When is Green Monday?
When is Clean Monday?
Also known as Orthodox Shrove Monday or Ash Monday. In Cyprus, the holiday may be called 'Green Monday'.
Clean Monday begins the season of Great Lent in Eastern Orthodox Churches.
Traditions of Clean Monday
Great Lent corresponds to Lent as found in Western Christianity, though the length of the periods are calculated in different ways. They both use a period of 40 days between the beginning and end of Lent, because of the 40 days that Jesus is said to have spent fasting the desert. However, Western Christendom doesn't count Sundays because Jesus is recorded as having resurrected on a Sunday, whereas Eastern Orthodox churches do count Sundays.
This first day of Great Lent is called "Clean Monday" because Christians should begin the holy season with "clean hearts and good intentions." It is also because the season of Lent is regarded as a time for when Christians should clean up their spiritual house, coming to terms with their lives and rededicating themselves to a more holy and righteous way of living.

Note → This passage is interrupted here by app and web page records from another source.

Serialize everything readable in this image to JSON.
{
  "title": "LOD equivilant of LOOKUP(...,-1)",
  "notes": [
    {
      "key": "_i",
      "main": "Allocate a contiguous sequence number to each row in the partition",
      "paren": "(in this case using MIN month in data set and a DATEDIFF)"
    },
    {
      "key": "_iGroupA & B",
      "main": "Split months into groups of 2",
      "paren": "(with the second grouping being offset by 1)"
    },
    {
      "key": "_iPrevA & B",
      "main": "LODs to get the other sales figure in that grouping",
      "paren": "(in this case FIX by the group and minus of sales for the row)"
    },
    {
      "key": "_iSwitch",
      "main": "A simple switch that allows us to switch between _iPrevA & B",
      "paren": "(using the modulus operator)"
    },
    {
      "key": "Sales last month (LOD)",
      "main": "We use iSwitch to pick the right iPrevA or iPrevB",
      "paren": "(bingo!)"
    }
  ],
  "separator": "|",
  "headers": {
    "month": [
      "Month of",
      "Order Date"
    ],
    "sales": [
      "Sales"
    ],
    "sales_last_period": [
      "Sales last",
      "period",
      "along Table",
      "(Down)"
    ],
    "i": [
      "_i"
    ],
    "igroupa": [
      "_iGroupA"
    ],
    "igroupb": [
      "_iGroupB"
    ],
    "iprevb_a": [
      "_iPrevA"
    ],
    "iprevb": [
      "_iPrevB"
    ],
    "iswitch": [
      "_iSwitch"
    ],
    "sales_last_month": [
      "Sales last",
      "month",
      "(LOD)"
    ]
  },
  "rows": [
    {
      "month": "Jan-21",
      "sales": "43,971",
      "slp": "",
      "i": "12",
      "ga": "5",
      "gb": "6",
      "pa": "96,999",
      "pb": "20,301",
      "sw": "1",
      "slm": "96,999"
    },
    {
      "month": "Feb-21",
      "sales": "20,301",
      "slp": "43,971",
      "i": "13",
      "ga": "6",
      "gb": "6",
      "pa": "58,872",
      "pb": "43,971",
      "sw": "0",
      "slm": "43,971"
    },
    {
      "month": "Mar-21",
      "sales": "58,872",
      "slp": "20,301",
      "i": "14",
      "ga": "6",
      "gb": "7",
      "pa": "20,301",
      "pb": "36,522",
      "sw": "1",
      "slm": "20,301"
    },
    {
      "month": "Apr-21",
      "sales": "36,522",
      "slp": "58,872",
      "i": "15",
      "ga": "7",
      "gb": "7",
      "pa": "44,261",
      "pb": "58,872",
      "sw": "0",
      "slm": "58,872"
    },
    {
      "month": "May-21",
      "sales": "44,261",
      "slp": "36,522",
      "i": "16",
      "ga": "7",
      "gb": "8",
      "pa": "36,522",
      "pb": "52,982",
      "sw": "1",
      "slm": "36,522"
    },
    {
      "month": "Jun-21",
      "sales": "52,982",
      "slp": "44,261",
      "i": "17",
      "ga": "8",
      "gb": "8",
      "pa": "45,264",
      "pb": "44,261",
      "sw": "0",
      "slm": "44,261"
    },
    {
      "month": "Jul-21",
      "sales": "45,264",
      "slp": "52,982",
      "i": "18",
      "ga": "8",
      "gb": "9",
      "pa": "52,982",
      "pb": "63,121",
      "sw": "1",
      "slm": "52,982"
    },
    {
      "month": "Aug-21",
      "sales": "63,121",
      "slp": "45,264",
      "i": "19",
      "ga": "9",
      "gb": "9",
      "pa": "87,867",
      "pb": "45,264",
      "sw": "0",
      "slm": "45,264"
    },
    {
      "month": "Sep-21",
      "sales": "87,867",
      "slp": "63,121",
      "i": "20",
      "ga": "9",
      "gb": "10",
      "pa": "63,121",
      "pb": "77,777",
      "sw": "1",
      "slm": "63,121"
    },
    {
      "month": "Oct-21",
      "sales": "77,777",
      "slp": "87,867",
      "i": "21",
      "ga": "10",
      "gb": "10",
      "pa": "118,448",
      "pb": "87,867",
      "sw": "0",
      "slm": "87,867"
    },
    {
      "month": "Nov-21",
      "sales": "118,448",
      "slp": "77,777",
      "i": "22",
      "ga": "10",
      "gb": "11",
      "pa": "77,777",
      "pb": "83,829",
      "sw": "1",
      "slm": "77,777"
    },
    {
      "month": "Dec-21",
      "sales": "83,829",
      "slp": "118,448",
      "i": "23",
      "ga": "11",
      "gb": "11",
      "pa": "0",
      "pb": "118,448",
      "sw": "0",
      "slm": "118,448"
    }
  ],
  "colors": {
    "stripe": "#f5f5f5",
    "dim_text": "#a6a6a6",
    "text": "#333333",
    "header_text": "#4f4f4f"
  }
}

Clean Monday is a day of strict fasting. Christians are not allowed to eat from midnight to noon and can have no meat at all. Christians are also expected to spend extra time praying during the day and reading from the Bible.
Because Clean Monday is also considered to mark the first day of spring, Greeks tend to celebrate it with outdoor activities and picnics rather than fasting and prayer. These activities are often called 'koulouma'.
Traditional foods include olives, octopus, and shrimp. A special kind of unleavened bread called "lagana" is baked only on Clean Monday. The history of lagana dates back to the Old Testament and alludes to the help offered by God to the Israeli people while guiding them from Egypt to the promised land.
Greek children also create Kyra Sarakosti, known as Lady Lent. Without a mouth, ears and with seven legs, she is either created out of dough or in cardboard cut-outs. Children cut off one of her legs per week until Easter.
Did you know?
According to some, kite flying was brought to Greece from the east - kites were flown in ancient China at as far back as 1,000 BC. However, others state that it goes back to the experiments of the Greek mathematician and engineers Archytas in about 400 BC.